(Dataset rows for apps and sites)

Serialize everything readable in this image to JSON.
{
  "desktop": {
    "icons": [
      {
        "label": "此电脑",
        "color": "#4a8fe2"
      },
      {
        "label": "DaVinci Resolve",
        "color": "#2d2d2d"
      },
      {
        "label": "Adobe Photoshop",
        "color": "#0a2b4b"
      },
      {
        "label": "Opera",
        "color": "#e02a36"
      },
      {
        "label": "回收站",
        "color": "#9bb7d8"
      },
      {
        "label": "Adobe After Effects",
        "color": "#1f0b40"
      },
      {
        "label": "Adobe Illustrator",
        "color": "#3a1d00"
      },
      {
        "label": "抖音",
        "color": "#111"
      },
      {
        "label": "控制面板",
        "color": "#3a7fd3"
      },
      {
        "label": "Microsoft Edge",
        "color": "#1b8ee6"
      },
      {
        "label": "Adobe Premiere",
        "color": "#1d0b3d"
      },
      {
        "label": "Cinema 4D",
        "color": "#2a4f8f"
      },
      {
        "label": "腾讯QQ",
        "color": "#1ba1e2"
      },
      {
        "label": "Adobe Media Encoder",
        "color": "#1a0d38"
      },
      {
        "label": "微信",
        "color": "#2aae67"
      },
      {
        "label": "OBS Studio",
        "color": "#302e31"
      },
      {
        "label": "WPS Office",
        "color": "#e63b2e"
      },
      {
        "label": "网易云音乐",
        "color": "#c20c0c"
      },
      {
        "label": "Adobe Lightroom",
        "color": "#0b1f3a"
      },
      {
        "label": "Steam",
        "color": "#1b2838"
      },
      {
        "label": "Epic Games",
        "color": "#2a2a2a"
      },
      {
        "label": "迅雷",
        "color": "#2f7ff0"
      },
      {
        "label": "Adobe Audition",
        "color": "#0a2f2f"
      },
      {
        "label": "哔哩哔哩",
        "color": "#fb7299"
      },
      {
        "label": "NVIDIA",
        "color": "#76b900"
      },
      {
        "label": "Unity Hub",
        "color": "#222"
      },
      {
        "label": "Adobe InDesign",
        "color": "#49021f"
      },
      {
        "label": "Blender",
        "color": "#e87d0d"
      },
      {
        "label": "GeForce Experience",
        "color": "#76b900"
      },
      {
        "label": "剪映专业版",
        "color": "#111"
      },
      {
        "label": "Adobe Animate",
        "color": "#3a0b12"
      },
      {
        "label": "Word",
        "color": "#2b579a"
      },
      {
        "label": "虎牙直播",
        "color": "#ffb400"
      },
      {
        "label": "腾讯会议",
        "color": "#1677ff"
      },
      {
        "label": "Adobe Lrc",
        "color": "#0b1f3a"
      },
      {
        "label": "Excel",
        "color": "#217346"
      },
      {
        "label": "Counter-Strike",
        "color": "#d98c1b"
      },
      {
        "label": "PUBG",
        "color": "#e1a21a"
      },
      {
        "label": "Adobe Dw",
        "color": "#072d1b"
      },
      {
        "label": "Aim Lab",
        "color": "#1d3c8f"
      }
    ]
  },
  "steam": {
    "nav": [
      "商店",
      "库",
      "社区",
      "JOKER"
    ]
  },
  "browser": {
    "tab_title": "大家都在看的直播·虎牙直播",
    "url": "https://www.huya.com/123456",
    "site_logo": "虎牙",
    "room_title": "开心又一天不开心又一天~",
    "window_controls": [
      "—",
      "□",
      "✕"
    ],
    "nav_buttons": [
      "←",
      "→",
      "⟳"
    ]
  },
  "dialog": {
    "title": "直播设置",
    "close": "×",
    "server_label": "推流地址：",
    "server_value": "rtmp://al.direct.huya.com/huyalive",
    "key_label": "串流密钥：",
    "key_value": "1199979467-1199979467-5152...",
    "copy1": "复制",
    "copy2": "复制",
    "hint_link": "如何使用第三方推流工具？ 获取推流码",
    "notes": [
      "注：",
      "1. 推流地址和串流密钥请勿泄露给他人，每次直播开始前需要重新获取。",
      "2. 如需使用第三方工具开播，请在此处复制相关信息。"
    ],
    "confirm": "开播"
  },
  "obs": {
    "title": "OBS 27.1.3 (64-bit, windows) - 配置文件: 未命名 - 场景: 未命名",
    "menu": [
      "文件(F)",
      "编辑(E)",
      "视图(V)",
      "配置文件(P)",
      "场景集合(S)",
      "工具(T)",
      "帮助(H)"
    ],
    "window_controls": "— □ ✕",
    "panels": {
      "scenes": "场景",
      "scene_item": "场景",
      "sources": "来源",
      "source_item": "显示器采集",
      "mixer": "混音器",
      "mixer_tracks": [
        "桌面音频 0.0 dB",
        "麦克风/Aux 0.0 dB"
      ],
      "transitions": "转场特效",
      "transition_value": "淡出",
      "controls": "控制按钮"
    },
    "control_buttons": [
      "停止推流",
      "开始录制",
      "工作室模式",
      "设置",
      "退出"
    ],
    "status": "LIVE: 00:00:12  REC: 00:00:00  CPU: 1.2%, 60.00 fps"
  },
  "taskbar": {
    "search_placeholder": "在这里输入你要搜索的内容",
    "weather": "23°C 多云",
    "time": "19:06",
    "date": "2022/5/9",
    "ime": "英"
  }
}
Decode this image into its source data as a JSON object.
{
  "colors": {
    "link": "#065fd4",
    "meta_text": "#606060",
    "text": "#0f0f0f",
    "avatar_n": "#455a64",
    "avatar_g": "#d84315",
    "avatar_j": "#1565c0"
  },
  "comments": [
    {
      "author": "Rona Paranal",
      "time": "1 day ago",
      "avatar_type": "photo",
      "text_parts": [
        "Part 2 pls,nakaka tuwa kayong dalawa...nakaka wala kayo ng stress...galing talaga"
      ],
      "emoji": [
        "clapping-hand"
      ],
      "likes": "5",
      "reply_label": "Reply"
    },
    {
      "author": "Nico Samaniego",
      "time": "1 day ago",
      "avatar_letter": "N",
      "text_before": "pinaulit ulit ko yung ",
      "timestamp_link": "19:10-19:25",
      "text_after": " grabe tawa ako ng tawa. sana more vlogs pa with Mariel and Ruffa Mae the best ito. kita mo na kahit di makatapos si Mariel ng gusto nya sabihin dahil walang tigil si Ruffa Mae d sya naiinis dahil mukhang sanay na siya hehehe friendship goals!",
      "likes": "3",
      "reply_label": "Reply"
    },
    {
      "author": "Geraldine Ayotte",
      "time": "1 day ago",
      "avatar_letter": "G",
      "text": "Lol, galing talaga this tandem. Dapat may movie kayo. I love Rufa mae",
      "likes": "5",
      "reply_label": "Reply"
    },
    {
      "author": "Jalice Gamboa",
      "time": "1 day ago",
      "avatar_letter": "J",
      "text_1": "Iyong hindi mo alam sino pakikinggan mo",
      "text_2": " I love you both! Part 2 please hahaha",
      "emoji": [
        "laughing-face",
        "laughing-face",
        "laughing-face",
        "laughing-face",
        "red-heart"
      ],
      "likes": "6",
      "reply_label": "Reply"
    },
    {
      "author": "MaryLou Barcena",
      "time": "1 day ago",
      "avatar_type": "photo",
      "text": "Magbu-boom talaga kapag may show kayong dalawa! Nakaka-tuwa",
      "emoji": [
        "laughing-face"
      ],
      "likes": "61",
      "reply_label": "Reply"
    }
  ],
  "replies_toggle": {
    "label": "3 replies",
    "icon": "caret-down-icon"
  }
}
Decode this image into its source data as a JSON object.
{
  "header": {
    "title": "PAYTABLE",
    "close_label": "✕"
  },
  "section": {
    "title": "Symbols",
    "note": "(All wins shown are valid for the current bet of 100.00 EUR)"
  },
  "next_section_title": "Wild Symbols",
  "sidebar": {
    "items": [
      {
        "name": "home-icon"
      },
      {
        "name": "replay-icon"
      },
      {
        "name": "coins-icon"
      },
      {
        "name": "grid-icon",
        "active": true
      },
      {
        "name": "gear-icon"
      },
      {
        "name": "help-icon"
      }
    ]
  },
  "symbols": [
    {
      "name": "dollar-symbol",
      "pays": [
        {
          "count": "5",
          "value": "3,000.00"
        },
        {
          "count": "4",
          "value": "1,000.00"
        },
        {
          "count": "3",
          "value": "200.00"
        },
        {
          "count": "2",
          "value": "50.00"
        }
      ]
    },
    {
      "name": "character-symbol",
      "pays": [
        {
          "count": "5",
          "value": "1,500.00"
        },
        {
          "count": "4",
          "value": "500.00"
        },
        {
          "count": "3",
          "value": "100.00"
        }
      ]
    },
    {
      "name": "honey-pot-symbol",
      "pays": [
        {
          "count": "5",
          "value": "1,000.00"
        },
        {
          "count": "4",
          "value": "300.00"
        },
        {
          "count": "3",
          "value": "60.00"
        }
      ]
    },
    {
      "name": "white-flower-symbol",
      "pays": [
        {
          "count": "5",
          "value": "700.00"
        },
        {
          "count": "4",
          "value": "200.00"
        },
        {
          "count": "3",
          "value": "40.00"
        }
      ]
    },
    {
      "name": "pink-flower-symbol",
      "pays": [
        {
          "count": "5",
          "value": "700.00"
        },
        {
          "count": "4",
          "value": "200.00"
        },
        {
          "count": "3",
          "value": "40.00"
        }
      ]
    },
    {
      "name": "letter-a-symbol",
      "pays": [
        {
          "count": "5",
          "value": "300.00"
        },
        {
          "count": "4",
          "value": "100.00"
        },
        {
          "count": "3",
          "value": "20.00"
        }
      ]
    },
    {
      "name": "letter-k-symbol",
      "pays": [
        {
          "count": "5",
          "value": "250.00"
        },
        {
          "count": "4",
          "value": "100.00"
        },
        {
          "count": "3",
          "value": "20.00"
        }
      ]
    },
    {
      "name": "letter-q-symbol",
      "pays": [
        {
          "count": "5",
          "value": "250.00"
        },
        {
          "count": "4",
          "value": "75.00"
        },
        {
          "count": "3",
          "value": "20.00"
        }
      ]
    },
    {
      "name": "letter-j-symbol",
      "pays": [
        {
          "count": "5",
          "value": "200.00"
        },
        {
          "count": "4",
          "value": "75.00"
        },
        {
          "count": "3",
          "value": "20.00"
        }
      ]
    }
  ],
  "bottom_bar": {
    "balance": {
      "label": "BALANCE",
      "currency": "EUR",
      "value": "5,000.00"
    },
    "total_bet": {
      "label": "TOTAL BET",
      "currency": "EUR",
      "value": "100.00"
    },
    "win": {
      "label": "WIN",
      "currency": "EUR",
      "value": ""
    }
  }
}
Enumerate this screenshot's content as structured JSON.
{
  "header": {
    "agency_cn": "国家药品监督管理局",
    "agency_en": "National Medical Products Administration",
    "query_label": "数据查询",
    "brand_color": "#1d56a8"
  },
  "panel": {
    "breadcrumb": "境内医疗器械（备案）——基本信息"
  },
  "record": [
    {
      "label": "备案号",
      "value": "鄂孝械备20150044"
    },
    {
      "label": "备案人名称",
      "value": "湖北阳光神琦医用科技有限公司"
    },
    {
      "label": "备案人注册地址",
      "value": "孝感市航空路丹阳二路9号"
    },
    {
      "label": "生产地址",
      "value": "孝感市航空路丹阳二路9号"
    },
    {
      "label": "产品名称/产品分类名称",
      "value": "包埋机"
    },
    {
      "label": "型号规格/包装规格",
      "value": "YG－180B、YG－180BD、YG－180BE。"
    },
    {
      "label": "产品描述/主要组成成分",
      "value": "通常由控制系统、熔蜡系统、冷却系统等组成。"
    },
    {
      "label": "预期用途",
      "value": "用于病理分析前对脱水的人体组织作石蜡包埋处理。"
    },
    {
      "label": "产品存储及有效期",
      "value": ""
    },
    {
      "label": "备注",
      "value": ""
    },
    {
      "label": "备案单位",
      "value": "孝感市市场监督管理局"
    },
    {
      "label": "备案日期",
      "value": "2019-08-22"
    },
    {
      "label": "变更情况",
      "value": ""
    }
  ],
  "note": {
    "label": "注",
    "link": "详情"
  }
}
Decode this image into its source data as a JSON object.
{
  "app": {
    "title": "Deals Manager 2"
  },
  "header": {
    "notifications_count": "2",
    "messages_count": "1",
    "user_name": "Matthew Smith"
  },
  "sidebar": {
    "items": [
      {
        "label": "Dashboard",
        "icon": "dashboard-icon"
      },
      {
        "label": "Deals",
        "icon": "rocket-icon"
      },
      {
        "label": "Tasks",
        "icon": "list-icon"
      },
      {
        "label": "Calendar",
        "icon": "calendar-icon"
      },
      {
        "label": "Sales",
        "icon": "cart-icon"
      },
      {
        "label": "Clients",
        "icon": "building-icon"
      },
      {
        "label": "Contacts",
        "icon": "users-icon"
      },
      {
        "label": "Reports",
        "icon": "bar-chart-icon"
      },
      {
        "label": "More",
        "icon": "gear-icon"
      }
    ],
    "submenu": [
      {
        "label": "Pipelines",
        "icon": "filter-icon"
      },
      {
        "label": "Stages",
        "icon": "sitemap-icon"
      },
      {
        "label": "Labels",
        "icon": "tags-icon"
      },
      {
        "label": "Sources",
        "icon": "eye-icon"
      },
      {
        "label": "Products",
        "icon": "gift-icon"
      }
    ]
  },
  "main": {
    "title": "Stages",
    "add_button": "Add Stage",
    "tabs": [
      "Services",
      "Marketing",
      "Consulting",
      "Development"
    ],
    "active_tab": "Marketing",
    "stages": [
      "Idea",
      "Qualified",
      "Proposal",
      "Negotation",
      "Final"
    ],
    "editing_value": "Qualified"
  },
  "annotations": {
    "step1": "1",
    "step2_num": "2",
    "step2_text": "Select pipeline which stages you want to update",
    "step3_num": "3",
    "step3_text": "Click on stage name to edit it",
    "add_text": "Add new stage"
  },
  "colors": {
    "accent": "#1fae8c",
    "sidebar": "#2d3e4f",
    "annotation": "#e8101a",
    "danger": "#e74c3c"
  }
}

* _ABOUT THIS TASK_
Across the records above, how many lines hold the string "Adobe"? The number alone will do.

* _SOLUTION TO THE EXERCISE_
11